AMA President Professor Brian Owler has taken the Department to task over revelations that fewer than 50 Rural and Regional Teaching Infrastructure Grants have been awarded, despite funding for double that number.

In its 2014-15 Annual Report, the Department advised that just 10 of 100 grants provided for by the Government in that year had been approved. Professor Owler said that since then a further 38 had been awarded, and negotiations on another “20 or so” were underway.

But the AMA President said this still fell well short of expected targets.

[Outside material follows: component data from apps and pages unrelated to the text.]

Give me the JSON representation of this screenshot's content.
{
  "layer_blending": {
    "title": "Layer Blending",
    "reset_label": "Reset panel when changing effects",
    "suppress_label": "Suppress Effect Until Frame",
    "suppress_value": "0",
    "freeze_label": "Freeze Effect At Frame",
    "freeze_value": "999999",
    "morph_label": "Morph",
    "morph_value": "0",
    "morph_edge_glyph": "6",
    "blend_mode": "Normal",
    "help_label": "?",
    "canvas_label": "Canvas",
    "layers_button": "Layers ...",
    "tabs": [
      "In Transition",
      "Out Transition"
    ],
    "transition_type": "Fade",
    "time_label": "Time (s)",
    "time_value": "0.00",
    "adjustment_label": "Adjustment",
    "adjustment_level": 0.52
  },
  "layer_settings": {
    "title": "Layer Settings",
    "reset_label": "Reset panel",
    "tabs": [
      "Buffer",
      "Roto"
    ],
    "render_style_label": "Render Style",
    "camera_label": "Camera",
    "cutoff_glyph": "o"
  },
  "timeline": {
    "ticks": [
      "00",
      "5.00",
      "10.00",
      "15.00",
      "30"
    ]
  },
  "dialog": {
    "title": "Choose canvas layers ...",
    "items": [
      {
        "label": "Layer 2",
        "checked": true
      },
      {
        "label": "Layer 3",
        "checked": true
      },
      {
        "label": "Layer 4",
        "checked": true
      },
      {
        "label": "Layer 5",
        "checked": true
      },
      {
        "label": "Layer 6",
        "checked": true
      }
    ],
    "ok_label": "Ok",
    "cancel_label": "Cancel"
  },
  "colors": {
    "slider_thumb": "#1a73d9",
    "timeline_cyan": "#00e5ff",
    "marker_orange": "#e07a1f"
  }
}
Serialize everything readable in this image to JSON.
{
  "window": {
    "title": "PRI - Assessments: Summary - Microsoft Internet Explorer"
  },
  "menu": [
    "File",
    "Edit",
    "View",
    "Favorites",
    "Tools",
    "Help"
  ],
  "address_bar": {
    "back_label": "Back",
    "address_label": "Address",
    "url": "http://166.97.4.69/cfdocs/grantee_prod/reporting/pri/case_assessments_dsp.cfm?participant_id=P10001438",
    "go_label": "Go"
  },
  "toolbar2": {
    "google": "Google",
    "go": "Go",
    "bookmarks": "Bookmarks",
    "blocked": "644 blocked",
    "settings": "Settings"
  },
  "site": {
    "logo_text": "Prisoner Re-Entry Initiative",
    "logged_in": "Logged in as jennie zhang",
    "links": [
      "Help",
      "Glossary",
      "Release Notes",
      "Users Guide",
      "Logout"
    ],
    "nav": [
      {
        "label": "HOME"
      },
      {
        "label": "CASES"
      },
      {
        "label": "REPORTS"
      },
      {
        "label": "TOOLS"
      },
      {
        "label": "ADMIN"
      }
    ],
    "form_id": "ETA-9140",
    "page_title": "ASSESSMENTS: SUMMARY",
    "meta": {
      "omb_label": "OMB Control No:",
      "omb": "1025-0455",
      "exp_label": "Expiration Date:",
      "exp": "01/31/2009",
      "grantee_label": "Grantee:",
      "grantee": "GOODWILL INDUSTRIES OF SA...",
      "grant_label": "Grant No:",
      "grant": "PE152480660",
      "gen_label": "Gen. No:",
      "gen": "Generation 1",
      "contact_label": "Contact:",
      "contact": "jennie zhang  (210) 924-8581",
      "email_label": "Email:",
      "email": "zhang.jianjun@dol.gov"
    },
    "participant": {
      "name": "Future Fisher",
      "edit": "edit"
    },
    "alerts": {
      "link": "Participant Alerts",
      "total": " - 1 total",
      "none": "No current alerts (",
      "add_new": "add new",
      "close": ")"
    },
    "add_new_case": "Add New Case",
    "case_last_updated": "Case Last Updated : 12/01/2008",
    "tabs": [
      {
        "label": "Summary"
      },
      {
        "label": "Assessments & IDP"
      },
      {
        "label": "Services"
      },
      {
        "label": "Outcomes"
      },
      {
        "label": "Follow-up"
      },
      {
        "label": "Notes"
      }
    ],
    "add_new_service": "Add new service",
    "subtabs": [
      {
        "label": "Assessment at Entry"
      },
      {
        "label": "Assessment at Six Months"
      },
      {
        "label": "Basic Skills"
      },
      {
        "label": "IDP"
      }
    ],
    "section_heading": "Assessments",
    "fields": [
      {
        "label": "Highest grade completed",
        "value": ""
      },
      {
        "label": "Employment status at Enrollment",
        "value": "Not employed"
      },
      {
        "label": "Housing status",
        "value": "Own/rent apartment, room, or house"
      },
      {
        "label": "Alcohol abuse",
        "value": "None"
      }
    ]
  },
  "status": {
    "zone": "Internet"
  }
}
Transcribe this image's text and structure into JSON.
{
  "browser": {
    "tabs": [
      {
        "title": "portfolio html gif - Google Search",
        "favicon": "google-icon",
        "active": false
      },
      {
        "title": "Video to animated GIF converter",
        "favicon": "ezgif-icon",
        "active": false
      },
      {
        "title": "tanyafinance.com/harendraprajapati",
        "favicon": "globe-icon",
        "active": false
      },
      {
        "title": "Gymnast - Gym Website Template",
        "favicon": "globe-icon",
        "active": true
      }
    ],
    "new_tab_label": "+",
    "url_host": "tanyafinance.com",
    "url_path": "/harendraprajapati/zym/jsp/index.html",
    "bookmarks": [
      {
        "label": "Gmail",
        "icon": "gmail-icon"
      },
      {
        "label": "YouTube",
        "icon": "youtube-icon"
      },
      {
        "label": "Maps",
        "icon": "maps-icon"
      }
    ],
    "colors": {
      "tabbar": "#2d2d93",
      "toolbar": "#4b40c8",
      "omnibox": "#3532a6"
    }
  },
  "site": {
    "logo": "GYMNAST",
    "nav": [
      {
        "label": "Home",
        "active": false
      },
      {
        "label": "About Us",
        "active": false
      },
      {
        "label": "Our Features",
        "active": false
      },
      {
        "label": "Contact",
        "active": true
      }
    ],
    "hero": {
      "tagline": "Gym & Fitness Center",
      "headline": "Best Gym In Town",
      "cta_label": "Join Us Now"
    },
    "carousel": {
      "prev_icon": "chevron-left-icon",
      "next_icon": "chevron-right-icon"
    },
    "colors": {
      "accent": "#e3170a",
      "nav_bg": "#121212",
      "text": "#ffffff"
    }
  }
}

In its 2014-15 Budget, the Government committed $52.5 million over three years to fund at least 175 grants worth up to $300,000 each.

There are ongoing concerns about the difficulty of recruiting and retaining doctors to practise in country areas, and the grant program was established to help rural clinics to expand their facilities to accommodate medical students and supervising GPs.

Professor Owler said the program’s underperformance was particularly disappointing given the Government’s crackdown on spending in most areas of health.

“Many health services and programs and organisations are struggling as the Government puts the Budget bottom line ahead of improving health outcomes,” he said. “So it’s a surprise to find an area of health where funding targets are not being met or, to put it another way, precious allocated health funding is not being spent.”

The AMA President said the implementation of the program had been flawed – it took the Department four months to invite applications, and set a deadline during the 2014-15 Christmas-New Year holiday period.

“Give the Department’s extensive experience with infrastructure grants, this should have been a straightforward exercise. Clearly it has bungled the process,” Professor Owler said. “This ineptitude has wasted a rare opportunity to enable more medical students and GP registrars to experience and develop an interest in rural practice, and give patients better access to health services in their community.”

He said that what made it all the more galling was that this had occurred at a time when the Government was slashing GP funding.

The episode also showed the destructive effect of health spending cuts.

Professor Owler said the financial uncertainty created by Government policies such as the Medicare rebate freeze and the MBS Review had made general practices increasingly risk averse.

In order to qualify, practices have to commit to matching the grant provided by the Government, and the AMA President said many were reluctant to make the investment in the current environment.

He said it was unsurprising that, given the lacklustre response, the Government was reconsidering its approach to infrastructure grant funding.

Adrian Rollins